Reproduce the whole listing, keeping each line as it is.

Records shown =
====================

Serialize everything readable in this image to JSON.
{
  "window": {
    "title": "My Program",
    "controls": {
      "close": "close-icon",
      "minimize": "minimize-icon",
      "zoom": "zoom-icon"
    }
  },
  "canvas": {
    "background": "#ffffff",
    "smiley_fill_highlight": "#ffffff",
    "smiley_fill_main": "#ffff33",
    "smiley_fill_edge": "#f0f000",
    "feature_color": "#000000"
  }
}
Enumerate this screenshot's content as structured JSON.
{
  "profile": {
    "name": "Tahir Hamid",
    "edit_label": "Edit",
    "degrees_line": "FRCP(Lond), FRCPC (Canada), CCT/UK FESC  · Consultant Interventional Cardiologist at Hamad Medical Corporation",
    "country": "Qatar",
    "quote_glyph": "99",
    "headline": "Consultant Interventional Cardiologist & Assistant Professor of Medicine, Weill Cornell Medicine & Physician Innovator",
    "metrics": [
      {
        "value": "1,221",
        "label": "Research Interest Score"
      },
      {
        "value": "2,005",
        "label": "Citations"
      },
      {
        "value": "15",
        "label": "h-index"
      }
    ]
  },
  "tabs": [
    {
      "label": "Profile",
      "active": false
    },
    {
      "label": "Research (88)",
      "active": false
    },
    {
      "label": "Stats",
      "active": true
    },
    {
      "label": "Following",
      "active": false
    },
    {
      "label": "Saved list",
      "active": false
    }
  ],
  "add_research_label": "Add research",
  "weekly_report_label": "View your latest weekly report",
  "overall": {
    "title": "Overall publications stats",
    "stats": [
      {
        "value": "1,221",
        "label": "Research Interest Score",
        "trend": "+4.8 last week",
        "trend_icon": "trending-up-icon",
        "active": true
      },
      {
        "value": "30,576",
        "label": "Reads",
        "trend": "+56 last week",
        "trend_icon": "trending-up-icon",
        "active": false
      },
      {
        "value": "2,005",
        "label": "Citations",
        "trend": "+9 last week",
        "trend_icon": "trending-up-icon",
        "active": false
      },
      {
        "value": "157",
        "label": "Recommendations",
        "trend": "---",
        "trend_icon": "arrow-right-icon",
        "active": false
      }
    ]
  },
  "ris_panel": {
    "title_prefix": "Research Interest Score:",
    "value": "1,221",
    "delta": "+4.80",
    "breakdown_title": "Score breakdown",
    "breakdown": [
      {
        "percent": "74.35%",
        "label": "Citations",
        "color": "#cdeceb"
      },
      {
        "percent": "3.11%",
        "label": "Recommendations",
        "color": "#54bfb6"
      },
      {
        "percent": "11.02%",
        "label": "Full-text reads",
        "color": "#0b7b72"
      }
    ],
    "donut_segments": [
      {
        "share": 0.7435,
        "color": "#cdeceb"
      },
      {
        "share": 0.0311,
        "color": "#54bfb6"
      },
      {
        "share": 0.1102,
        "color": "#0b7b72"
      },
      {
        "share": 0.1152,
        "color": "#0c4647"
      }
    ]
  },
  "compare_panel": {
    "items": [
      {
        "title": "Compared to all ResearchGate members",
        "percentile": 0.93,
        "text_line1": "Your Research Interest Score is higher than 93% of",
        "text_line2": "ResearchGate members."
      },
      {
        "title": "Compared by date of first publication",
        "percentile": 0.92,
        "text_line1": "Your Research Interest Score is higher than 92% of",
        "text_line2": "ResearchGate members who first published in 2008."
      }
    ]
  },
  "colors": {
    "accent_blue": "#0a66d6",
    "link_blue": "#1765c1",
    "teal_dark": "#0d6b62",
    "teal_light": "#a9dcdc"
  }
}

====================

Your response =
Serialize everything readable in this image to JSON.
{
  "window": {
    "title": "My Program",
    "controls": {
      "close": "close-icon",
      "minimize": "minimize-icon",
      "zoom": "zoom-icon"
    }
  },
  "canvas": {
    "background": "#ffffff",
    "smiley_fill_highlight": "#ffffff",
    "smiley_fill_main": "#ffff33",
    "smiley_fill_edge": "#f0f000",
    "feature_color": "#000000"
  }
}
Enumerate this screenshot's content as structured JSON.
{
  "profile": {
    "name": "Tahir Hamid",
    "edit_label": "Edit",
    "degrees_line": "FRCP(Lond), FRCPC (Canada), CCT/UK FESC  · Consultant Interventional Cardiologist at Hamad Medical Corporation",
    "country": "Qatar",
    "quote_glyph": "99",
    "headline": "Consultant Interventional Cardiologist & Assistant Professor of Medicine, Weill Cornell Medicine & Physician Innovator",
    "metrics": [
      {
        "value": "1,221",
        "label": "Research Interest Score"
      },
      {
        "value": "2,005",
        "label": "Citations"
      },
      {
        "value": "15",
        "label": "h-index"
      }
    ]
  },
  "tabs": [
    {
      "label": "Profile",
      "active": false
    },
    {
      "label": "Research (88)",
      "active": false
    },
    {
      "label": "Stats",
      "active": true
    },
    {
      "label": "Following",
      "active": false
    },
    {
      "label": "Saved list",
      "active": false
    }
  ],
  "add_research_label": "Add research",
  "weekly_report_label": "View your latest weekly report",
  "overall": {
    "title": "Overall publications stats",
    "stats": [
      {
        "value": "1,221",
        "label": "Research Interest Score",
        "trend": "+4.8 last week",
        "trend_icon": "trending-up-icon",
        "active": true
      },
      {
        "value": "30,576",
        "label": "Reads",
        "trend": "+56 last week",
        "trend_icon": "trending-up-icon",
        "active": false
      },
      {
        "value": "2,005",
        "label": "Citations",
        "trend": "+9 last week",
        "trend_icon": "trending-up-icon",
        "active": false
      },
      {
        "value": "157",
        "label": "Recommendations",
        "trend": "---",
        "trend_icon": "arrow-right-icon",
        "active": false
      }
    ]
  },
  "ris_panel": {
    "title_prefix": "Research Interest Score:",
    "value": "1,221",
    "delta": "+4.80",
    "breakdown_title": "Score breakdown",
    "breakdown": [
      {
        "percent": "74.35%",
        "label": "Citations",
        "color": "#cdeceb"
      },
      {
        "percent": "3.11%",
        "label": "Recommendations",
        "color": "#54bfb6"
      },
      {
        "percent": "11.02%",
        "label": "Full-text reads",
        "color": "#0b7b72"
      }
    ],
    "donut_segments": [
      {
        "share": 0.7435,
        "color": "#cdeceb"
      },
      {
        "share": 0.0311,
        "color": "#54bfb6"
      },
      {
        "share": 0.1102,
        "color": "#0b7b72"
      },
      {
        "share": 0.1152,
        "color": "#0c4647"
      }
    ]
  },
  "compare_panel": {
    "items": [
      {
        "title": "Compared to all ResearchGate members",
        "percentile": 0.93,
        "text_line1": "Your Research Interest Score is higher than 93% of",
        "text_line2": "ResearchGate members."
      },
      {
        "title": "Compared by date of first publication",
        "percentile": 0.92,
        "text_line1": "Your Research Interest Score is higher than 92% of",
        "text_line2": "ResearchGate members who first published in 2008."
      }
    ]
  },
  "colors": {
    "accent_blue": "#0a66d6",
    "link_blue": "#1765c1",
    "teal_dark": "#0d6b62",
    "teal_light": "#a9dcdc"
  }
}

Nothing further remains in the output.